Exercise description: Tally the lines below that contain the word "onetoone", and give only that number.

Entries supplied:
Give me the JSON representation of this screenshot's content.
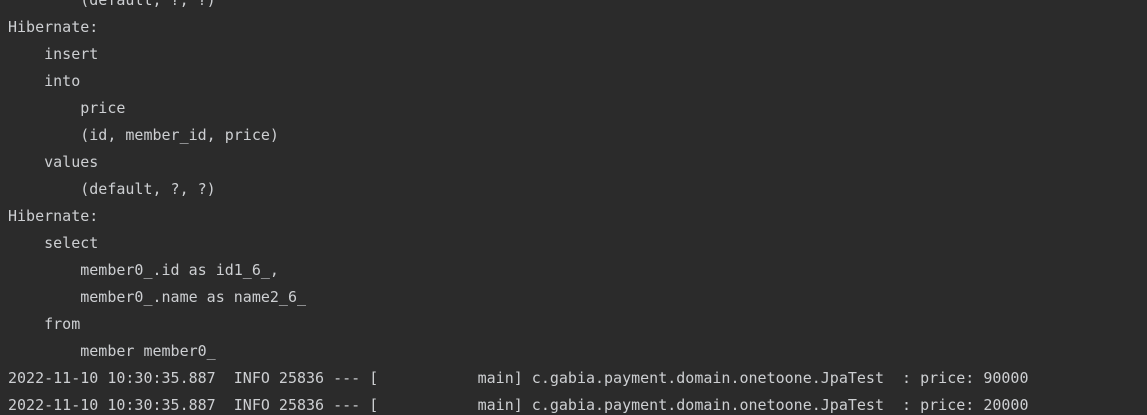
{
  "console": {
    "lines": [
      "        (default, ?, ?)",
      "Hibernate: ",
      "    insert ",
      "    into",
      "        price",
      "        (id, member_id, price) ",
      "    values",
      "        (default, ?, ?)",
      "Hibernate: ",
      "    select",
      "        member0_.id as id1_6_,",
      "        member0_.name as name2_6_ ",
      "    from",
      "        member member0_",
      "2022-11-10 10:30:35.887  INFO 25836 --- [           main] c.gabia.payment.domain.onetoone.JpaTest  : price: 90000",
      "2022-11-10 10:30:35.887  INFO 25836 --- [           main] c.gabia.payment.domain.onetoone.JpaTest  : price: 20000"
    ]
  }
}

Output: 2